→ TASK OBJECTIVE: Write out the complete data exactly as written.

→ DATA EXCERPTS:

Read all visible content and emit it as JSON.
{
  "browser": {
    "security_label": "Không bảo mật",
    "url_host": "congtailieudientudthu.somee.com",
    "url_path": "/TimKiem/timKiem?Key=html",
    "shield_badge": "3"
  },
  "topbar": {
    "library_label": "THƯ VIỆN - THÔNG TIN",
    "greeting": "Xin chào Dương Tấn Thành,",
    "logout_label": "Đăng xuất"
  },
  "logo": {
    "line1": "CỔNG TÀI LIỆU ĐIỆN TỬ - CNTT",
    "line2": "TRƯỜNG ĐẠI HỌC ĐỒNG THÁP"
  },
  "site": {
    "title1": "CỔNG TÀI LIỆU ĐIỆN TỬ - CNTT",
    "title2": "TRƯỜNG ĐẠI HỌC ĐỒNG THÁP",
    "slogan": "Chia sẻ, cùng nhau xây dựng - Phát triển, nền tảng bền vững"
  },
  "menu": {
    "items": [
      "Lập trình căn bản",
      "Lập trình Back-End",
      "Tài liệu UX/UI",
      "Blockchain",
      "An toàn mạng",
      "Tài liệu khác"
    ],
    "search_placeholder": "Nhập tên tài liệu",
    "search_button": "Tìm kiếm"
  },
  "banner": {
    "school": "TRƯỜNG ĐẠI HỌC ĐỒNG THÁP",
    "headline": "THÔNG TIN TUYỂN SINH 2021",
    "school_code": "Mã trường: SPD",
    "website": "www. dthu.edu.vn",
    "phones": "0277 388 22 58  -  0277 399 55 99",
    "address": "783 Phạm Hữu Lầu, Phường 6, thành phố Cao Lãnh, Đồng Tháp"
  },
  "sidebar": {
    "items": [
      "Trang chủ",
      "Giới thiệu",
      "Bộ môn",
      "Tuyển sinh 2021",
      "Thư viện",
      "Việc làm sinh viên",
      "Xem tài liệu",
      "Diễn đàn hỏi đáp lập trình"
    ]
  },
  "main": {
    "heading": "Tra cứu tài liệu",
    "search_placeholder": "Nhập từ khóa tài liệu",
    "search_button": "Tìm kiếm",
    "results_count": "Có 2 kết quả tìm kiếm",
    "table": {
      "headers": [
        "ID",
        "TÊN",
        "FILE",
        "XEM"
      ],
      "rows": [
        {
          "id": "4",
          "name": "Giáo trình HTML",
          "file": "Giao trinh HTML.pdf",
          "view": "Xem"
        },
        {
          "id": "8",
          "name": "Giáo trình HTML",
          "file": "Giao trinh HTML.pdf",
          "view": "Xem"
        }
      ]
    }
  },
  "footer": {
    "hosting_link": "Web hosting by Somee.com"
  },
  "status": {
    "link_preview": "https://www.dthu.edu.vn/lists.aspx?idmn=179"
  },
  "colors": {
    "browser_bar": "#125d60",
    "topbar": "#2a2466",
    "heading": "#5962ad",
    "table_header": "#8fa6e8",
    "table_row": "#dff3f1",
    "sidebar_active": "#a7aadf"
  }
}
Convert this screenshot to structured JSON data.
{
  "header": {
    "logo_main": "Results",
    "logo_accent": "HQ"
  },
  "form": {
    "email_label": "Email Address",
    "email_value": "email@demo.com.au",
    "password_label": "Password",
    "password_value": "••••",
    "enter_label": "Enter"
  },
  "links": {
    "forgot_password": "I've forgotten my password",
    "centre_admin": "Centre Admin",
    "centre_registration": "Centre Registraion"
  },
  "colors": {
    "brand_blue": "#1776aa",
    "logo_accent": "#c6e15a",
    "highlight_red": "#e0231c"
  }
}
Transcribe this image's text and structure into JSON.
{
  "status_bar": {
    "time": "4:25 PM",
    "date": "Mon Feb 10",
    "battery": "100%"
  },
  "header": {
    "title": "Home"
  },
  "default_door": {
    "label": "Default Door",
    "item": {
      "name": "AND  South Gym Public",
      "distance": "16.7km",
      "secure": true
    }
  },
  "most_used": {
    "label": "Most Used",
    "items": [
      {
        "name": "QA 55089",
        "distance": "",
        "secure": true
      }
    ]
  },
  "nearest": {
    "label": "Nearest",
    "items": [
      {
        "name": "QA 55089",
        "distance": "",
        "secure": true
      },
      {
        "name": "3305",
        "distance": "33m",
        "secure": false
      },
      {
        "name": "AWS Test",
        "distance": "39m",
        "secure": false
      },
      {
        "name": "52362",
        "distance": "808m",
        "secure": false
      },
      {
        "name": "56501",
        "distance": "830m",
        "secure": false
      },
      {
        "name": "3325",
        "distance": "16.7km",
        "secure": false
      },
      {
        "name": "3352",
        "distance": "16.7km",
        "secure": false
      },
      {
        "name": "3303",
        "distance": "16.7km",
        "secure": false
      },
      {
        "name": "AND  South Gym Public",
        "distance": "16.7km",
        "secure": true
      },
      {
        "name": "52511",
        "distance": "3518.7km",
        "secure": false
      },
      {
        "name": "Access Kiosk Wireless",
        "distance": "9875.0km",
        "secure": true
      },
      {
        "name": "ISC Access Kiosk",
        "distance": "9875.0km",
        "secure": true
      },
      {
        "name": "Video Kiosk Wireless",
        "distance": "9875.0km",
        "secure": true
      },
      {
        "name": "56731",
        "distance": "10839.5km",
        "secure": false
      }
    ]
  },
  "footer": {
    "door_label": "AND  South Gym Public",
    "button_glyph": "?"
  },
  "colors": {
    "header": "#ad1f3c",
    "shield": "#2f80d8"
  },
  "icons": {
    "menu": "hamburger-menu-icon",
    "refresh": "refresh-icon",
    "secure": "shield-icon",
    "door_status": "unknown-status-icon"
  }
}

→ RESPONSE TO THE EXERCISE:
Read all visible content and emit it as JSON.
{
  "browser": {
    "security_label": "Không bảo mật",
    "url_host": "congtailieudientudthu.somee.com",
    "url_path": "/TimKiem/timKiem?Key=html",
    "shield_badge": "3"
  },
  "topbar": {
    "library_label": "THƯ VIỆN - THÔNG TIN",
    "greeting": "Xin chào Dương Tấn Thành,",
    "logout_label": "Đăng xuất"
  },
  "logo": {
    "line1": "CỔNG TÀI LIỆU ĐIỆN TỬ - CNTT",
    "line2": "TRƯỜNG ĐẠI HỌC ĐỒNG THÁP"
  },
  "site": {
    "title1": "CỔNG TÀI LIỆU ĐIỆN TỬ - CNTT",
    "title2": "TRƯỜNG ĐẠI HỌC ĐỒNG THÁP",
    "slogan": "Chia sẻ, cùng nhau xây dựng - Phát triển, nền tảng bền vững"
  },
  "menu": {
    "items": [
      "Lập trình căn bản",
      "Lập trình Back-End",
      "Tài liệu UX/UI",
      "Blockchain",
      "An toàn mạng",
      "Tài liệu khác"
    ],
    "search_placeholder": "Nhập tên tài liệu",
    "search_button": "Tìm kiếm"
  },
  "banner": {
    "school": "TRƯỜNG ĐẠI HỌC ĐỒNG THÁP",
    "headline": "THÔNG TIN TUYỂN SINH 2021",
    "school_code": "Mã trường: SPD",
    "website": "www. dthu.edu.vn",
    "phones": "0277 388 22 58  -  0277 399 55 99",
    "address": "783 Phạm Hữu Lầu, Phường 6, thành phố Cao Lãnh, Đồng Tháp"
  },
  "sidebar": {
    "items": [
      "Trang chủ",
      "Giới thiệu",
      "Bộ môn",
      "Tuyển sinh 2021",
      "Thư viện",
      "Việc làm sinh viên",
      "Xem tài liệu",
      "Diễn đàn hỏi đáp lập trình"
    ]
  },
  "main": {
    "heading": "Tra cứu tài liệu",
    "search_placeholder": "Nhập từ khóa tài liệu",
    "search_button": "Tìm kiếm",
    "results_count": "Có 2 kết quả tìm kiếm",
    "table": {
      "headers": [
        "ID",
        "TÊN",
        "FILE",
        "XEM"
      ],
      "rows": [
        {
          "id": "4",
          "name": "Giáo trình HTML",
          "file": "Giao trinh HTML.pdf",
          "view": "Xem"
        },
        {
          "id": "8",
          "name": "Giáo trình HTML",
          "file": "Giao trinh HTML.pdf",
          "view": "Xem"
        }
      ]
    }
  },
  "footer": {
    "hosting_link": "Web hosting by Somee.com"
  },
  "status": {
    "link_preview": "https://www.dthu.edu.vn/lists.aspx?idmn=179"
  },
  "colors": {
    "browser_bar": "#125d60",
    "topbar": "#2a2466",
    "heading": "#5962ad",
    "table_header": "#8fa6e8",
    "table_row": "#dff3f1",
    "sidebar_active": "#a7aadf"
  }
}
Convert this screenshot to structured JSON data.
{
  "header": {
    "logo_main": "Results",
    "logo_accent": "HQ"
  },
  "form": {
    "email_label": "Email Address",
    "email_value": "email@demo.com.au",
    "password_label": "Password",
    "password_value": "••••",
    "enter_label": "Enter"
  },
  "links": {
    "forgot_password": "I've forgotten my password",
    "centre_admin": "Centre Admin",
    "centre_registration": "Centre Registraion"
  },
  "colors": {
    "brand_blue": "#1776aa",
    "logo_accent": "#c6e15a",
    "highlight_red": "#e0231c"
  }
}
Transcribe this image's text and structure into JSON.
{
  "status_bar": {
    "time": "4:25 PM",
    "date": "Mon Feb 10",
    "battery": "100%"
  },
  "header": {
    "title": "Home"
  },
  "default_door": {
    "label": "Default Door",
    "item": {
      "name": "AND  South Gym Public",
      "distance": "16.7km",
      "secure": true
    }
  },
  "most_used": {
    "label": "Most Used",
    "items": [
      {
        "name": "QA 55089",
        "distance": "",
        "secure": true
      }
    ]
  },
  "nearest": {
    "label": "Nearest",
    "items": [
      {
        "name": "QA 55089",
        "distance": "",
        "secure": true
      },
      {
        "name": "3305",
        "distance": "33m",
        "secure": false
      },
      {
        "name": "AWS Test",
        "distance": "39m",
        "secure": false
      },
      {
        "name": "52362",
        "distance": "808m",
        "secure": false
      },
      {
        "name": "56501",
        "distance": "830m",
        "secure": false
      },
      {
        "name": "3325",
        "distance": "16.7km",
        "secure": false
      },
      {
        "name": "3352",
        "distance": "16.7km",
        "secure": false
      },
      {
        "name": "3303",
        "distance": "16.7km",
        "secure": false
      },
      {
        "name": "AND  South Gym Public",
        "distance": "16.7km",
        "secure": true
      },
      {
        "name": "52511",
        "distance": "3518.7km",
        "secure": false
      },
      {
        "name": "Access Kiosk Wireless",
        "distance": "9875.0km",
        "secure": true
      },
      {
        "name": "ISC Access Kiosk",
        "distance": "9875.0km",
        "secure": true
      },
      {
        "name": "Video Kiosk Wireless",
        "distance": "9875.0km",
        "secure": true
      },
      {
        "name": "56731",
        "distance": "10839.5km",
        "secure": false
      }
    ]
  },
  "footer": {
    "door_label": "AND  South Gym Public",
    "button_glyph": "?"
  },
  "colors": {
    "header": "#ad1f3c",
    "shield": "#2f80d8"
  },
  "icons": {
    "menu": "hamburger-menu-icon",
    "refresh": "refresh-icon",
    "secure": "shield-icon",
    "door_status": "unknown-status-icon"
  }
}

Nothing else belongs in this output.